Lendy loan book soars by three quarters in first half of 2017
Marc Shoffman

LENDY has grown its loan book from £80m to £322m in the first half of the year, while interest earned by investors has already surpassed the 2016 total.

The peer-to-peer property platform has released its half-year review, showing lenders gained £25m of interest up to the end of June, compared with £15.7m for the whole of 2016.

The number of investors has risen from 12,600 to 16,500 over the past six months, the platform said.
The report also revealed the make-up of Lendy’s user base, with 49.9 per cent of investors under age 40 representing 27.4 per cent of lending.

Investors over age 50 lead the platform’s lending volumes, accounting for 49.1 per cent of loans from 32.4 per cent of members.

Men account for 80.8 per cent of Lendy’s investors, the report said.

The review also set key targets for 2017, including processing loans quicker and gaining full regulatory authorisation.

Read more: Lendy makes changes to satiate City watchdog

The platform said it was continuing to participate in “constructive discussions” with the Financial Conduct Authority (FCA) as part of its application for full authorisation.

“Continuing to make improvements to our due-diligence process, working with the FCA on our full authorisation, and developing new features and processes to improve both the quality and liquidity of the available loans market and our ability to recover loans are also key targets for us in 2017,” the report said.

“We’re also one of the few profitable P2P platforms in the sector.

“For our borrowers, we’re aiming to get even quicker. We’re already able to make initial offers within 24 hours of being contacted by a broker, but we’re aiming to be able to turn offers around in a matter of hours for bridging loans, and in just days for development loans.”

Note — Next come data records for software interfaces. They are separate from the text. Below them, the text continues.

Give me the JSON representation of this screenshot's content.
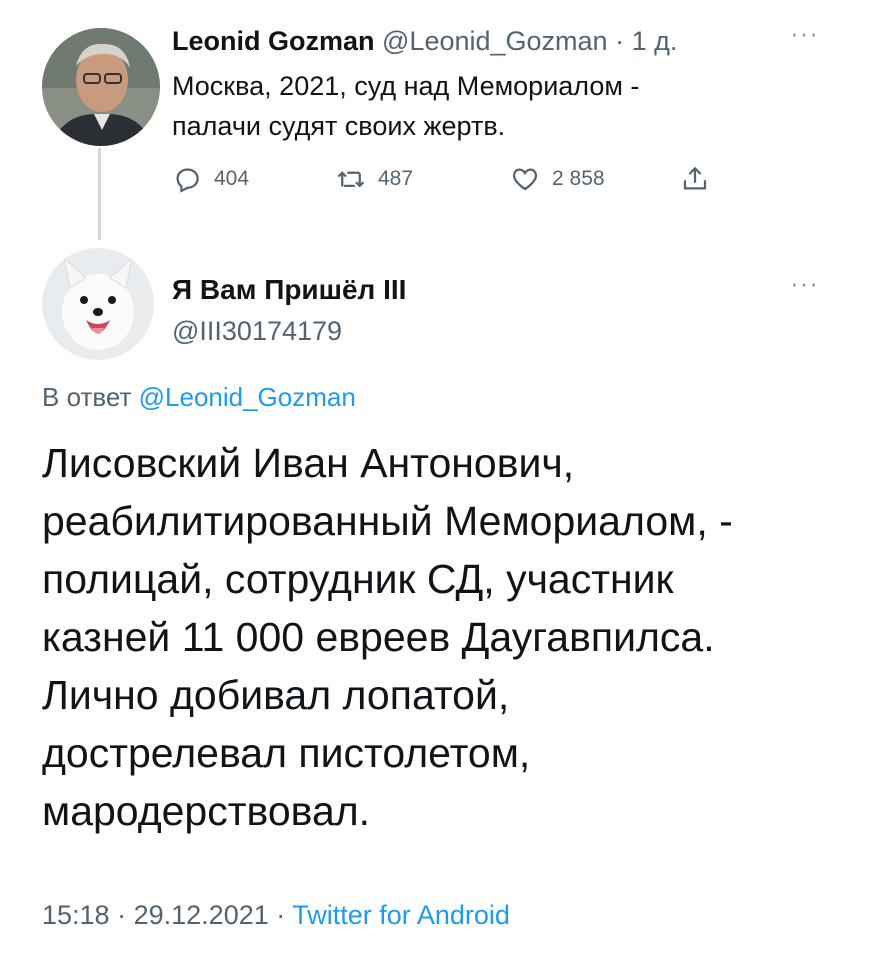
{
  "parent_tweet": {
    "author_name": "Leonid Gozman",
    "handle": "@Leonid_Gozman",
    "separator": "·",
    "time_ago": "1 д.",
    "more_label": "···",
    "text_lines": [
      "Москва, 2021, суд над Мемориалом -",
      "палачи судят своих жертв."
    ],
    "actions": {
      "reply_icon": "reply-icon",
      "reply_count": "404",
      "retweet_icon": "retweet-icon",
      "retweet_count": "487",
      "like_icon": "heart-icon",
      "like_count": "2 858",
      "share_icon": "share-icon"
    }
  },
  "reply_tweet": {
    "author_name": "Я Вам Пришёл III",
    "handle": "@III30174179",
    "more_label": "···",
    "in_reply_prefix": "В ответ",
    "in_reply_mention": "@Leonid_Gozman",
    "text_lines": [
      "Лисовский Иван Антонович,",
      "реабилитированный Мемориалом, -",
      "полицай, сотрудник СД, участник",
      "казней 11 000 евреев Даугавпилса.",
      "Лично добивал лопатой,",
      "дострелевал пистолетом,",
      "мародерствовал."
    ],
    "time": "15:18",
    "separator": "·",
    "date": "29.12.2021",
    "client": "Twitter for Android"
  },
  "colors": {
    "text": "#0f1419",
    "secondary": "#536471",
    "link": "#1d9bf0",
    "thread_line": "#cfd9de"
  }
}
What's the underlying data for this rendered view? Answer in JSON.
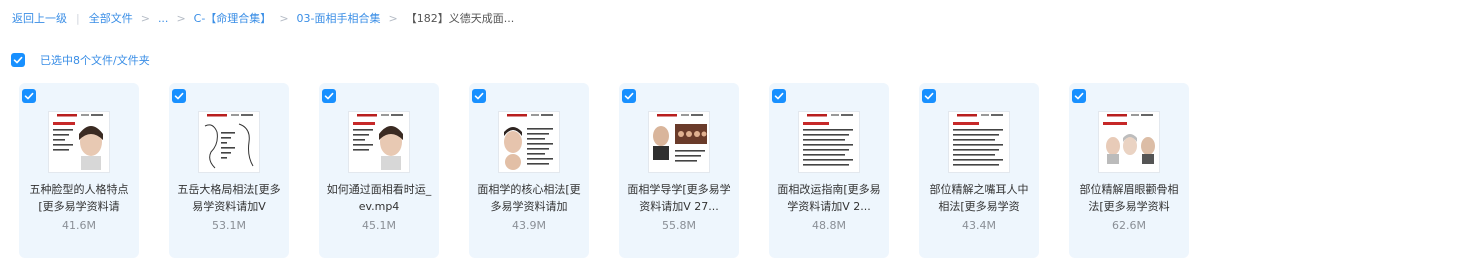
{
  "breadcrumb": {
    "back": "返回上一级",
    "all_files": "全部文件",
    "ellipsis": "...",
    "level1": "C-【命理合集】",
    "level2": "03-面相手相合集",
    "current": "【182】义德天成面..."
  },
  "selection": {
    "text": "已选中8个文件/文件夹"
  },
  "files": [
    {
      "name": "五种脸型的人格特点[更多易学资料请",
      "size": "41.6M",
      "thumb": "face-portrait"
    },
    {
      "name": "五岳大格局相法[更多易学资料请加V",
      "size": "53.1M",
      "thumb": "sketch"
    },
    {
      "name": "如何通过面相看时运_ev.mp4",
      "size": "45.1M",
      "thumb": "face-portrait"
    },
    {
      "name": "面相学的核心相法[更多易学资料请加",
      "size": "43.9M",
      "thumb": "faces-side"
    },
    {
      "name": "面相学导学[更多易学资料请加V 27...",
      "size": "55.8M",
      "thumb": "faces-row"
    },
    {
      "name": "面相改运指南[更多易学资料请加V 2...",
      "size": "48.8M",
      "thumb": "text-slide"
    },
    {
      "name": "部位精解之嘴耳人中相法[更多易学资",
      "size": "43.4M",
      "thumb": "text-slide"
    },
    {
      "name": "部位精解眉眼颧骨相法[更多易学资料",
      "size": "62.6M",
      "thumb": "faces-three"
    }
  ],
  "colors": {
    "accent": "#1890ff",
    "link": "#3a8ee6",
    "card_bg": "#eef6fd"
  }
}
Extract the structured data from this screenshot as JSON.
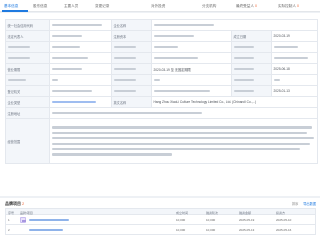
{
  "tabs": [
    {
      "label": "基本信息",
      "count": "",
      "active": true
    },
    {
      "label": "股东信息",
      "count": ""
    },
    {
      "label": "主要人员",
      "count": ""
    },
    {
      "label": "变更记录",
      "count": ""
    },
    {
      "label": "对外投资",
      "count": ""
    },
    {
      "label": "分支机构",
      "count": ""
    },
    {
      "label": "最终受益人",
      "count": "0"
    },
    {
      "label": "实际控制人",
      "count": "0"
    }
  ],
  "info": {
    "date_1": "2020-03-19",
    "date_2": "2025-06-18",
    "date_3": "2025-01-13",
    "range": "2020-03-19 至 无固定期限",
    "status": "存续",
    "company_en": "Hang Zhou XiaoLi Culture Technology Limited Co., Ltd. (Chinaroll Co.,...)",
    "row_labels": [
      "统一社会信用代码",
      "企业名称",
      "法定代表人",
      "注册资本",
      "成立日期",
      "营业期限",
      "登记机关",
      "企业类型",
      "英文名称",
      "注册地址",
      "经营范围"
    ]
  },
  "history": {
    "title": "品牌项目",
    "count": "2",
    "tool_1": "排序",
    "tool_2": "导出数据",
    "columns": [
      "序号",
      "品牌/项目",
      "",
      "成立时间",
      "融资轮次",
      "融资金额",
      "投资方"
    ],
    "rows": [
      {
        "index": "1",
        "amount": "10,000",
        "date": "2025-05-19",
        "time": "2025-05-10"
      },
      {
        "index": "2",
        "amount": "10,000",
        "date": "2025-05-13",
        "time": "2025-05-16"
      }
    ]
  }
}
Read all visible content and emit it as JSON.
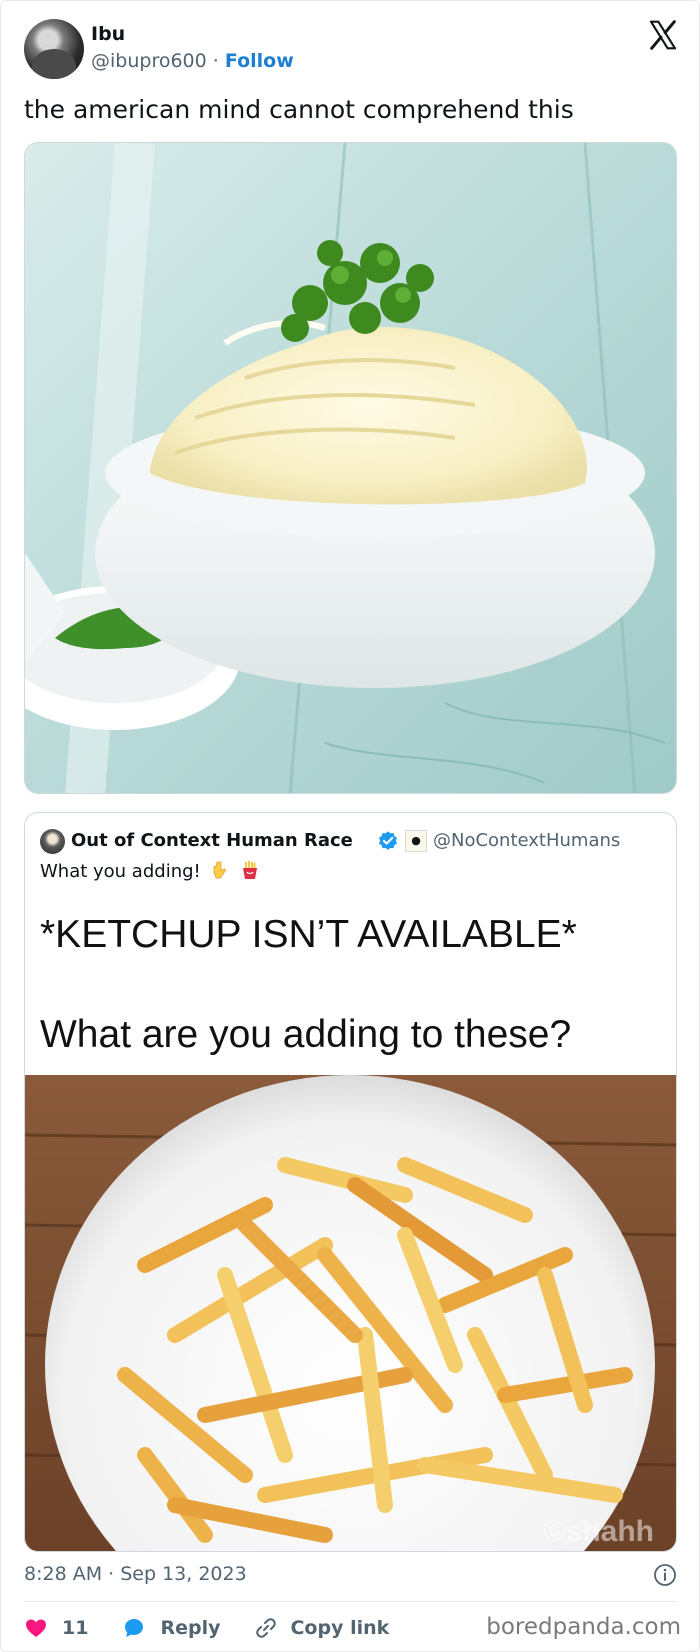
{
  "author": {
    "name": "Ibu",
    "handle": "@ibupro600",
    "separator": "·",
    "follow_label": "Follow"
  },
  "tweet": {
    "text": "the american mind cannot comprehend this"
  },
  "quoted_tweet": {
    "name": "Out of Context Human Race",
    "handle": "@NoContextHumans",
    "text": "What you adding!",
    "meme_line_1": "*KETCHUP ISN’T AVAILABLE*",
    "meme_line_2": "What are you adding to these?",
    "watermark": "©shahh"
  },
  "footer": {
    "timestamp": "8:28 AM · Sep 13, 2023",
    "like_count": "11",
    "reply_label": "Reply",
    "copy_link_label": "Copy link",
    "brand": "boredpanda.com"
  },
  "colors": {
    "link_blue": "#1d7fd1",
    "like_pink": "#f91880",
    "verified_blue": "#1d9bf0",
    "muted": "#536471"
  },
  "icons": [
    "x-logo-icon",
    "verified-badge-icon",
    "pointing-down-emoji-icon",
    "fries-emoji-icon",
    "info-icon",
    "heart-icon",
    "reply-bubble-icon",
    "link-icon"
  ]
}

Read more: Lendy steps up safety controls following Grenfell Tower fire

Read more: Lendy defends secondary market amid liquidity concerns